Even so, I could easily be mistakenly accused of copyright violation. For one thing, I think Molnár’s work is still under copyright in Hungary and many other countries. Also, “The Violet” was translated in the ’20’s by Louis Rittenberg, and as far as I know Rittenberg’s translation is still in copyright, even though the original Hungarian text is in the public domain. All it takes is one dumb lawyer, who thinks he represents the copyright holder for the English-language version and not a copyright holder for a version, and I could be facing a complaint.

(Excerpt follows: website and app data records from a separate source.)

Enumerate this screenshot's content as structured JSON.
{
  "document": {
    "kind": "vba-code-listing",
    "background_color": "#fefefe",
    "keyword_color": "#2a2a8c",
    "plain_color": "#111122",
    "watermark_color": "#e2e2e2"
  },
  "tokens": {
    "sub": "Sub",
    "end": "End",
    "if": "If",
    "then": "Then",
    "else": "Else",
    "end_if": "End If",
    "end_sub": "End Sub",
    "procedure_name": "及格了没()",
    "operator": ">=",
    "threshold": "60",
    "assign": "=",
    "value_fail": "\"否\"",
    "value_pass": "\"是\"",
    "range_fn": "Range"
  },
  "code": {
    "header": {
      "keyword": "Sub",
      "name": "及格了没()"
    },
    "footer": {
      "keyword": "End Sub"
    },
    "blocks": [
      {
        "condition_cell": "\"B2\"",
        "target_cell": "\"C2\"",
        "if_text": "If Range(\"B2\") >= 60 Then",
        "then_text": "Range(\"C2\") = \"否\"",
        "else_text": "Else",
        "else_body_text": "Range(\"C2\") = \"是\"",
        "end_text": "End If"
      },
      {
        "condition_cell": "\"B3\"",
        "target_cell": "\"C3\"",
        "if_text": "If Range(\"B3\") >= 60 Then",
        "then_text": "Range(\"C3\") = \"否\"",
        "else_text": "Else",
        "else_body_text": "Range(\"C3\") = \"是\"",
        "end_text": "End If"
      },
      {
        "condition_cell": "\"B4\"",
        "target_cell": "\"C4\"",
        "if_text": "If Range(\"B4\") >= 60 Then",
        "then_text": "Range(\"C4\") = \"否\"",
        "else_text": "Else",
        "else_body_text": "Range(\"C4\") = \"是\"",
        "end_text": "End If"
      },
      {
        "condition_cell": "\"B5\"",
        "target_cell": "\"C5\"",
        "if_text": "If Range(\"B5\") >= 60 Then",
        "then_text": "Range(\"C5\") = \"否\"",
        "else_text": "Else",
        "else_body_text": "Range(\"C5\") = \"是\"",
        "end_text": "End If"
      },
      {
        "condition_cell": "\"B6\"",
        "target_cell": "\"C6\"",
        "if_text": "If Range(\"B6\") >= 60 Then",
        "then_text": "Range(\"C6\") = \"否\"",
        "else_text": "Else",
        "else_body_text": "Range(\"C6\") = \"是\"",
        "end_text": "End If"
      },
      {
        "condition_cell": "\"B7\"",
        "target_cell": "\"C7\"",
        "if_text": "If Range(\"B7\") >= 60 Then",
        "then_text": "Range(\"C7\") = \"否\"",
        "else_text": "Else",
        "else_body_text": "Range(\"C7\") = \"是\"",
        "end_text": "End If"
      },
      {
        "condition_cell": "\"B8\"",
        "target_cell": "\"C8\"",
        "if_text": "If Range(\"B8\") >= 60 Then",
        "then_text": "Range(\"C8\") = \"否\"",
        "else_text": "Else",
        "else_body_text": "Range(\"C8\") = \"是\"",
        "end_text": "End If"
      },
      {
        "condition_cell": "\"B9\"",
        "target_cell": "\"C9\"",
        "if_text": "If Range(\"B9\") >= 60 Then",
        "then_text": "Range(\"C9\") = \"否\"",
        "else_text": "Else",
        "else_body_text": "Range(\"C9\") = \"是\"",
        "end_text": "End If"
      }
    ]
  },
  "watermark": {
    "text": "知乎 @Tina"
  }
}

And, of course, if I quote judiciously from Rittenberg’s translation to compare it to my own, that’s a legitimate “fair use” of his copyrighted material. Quoting small segments of his work doesn’t impair the value of his property in any way, and I think there’s obvious value both as an educational exercise and as an act of literary criticism. If his estate challenged my use of the material in court, I’m confident they’d lose.

If I cross the line and infringe someone’s copyright, they should have legal remedies available to them. But these legal remedies should only be available if I actually cross the line. An allegation alone shouldn’t be enough to take action against me, not until it’s been proven in court and I’ve had the chance to defend myself. Under SOPA and PIPA, I wouldn’t necessarily have that opportunity before this site goes down; I don’t think it’s likely that the law would end up being applied that way to this particular site, but the principle the proponents of this legislation are trying to establish deeply disturbs me.

I sincerely hope good sense prevails.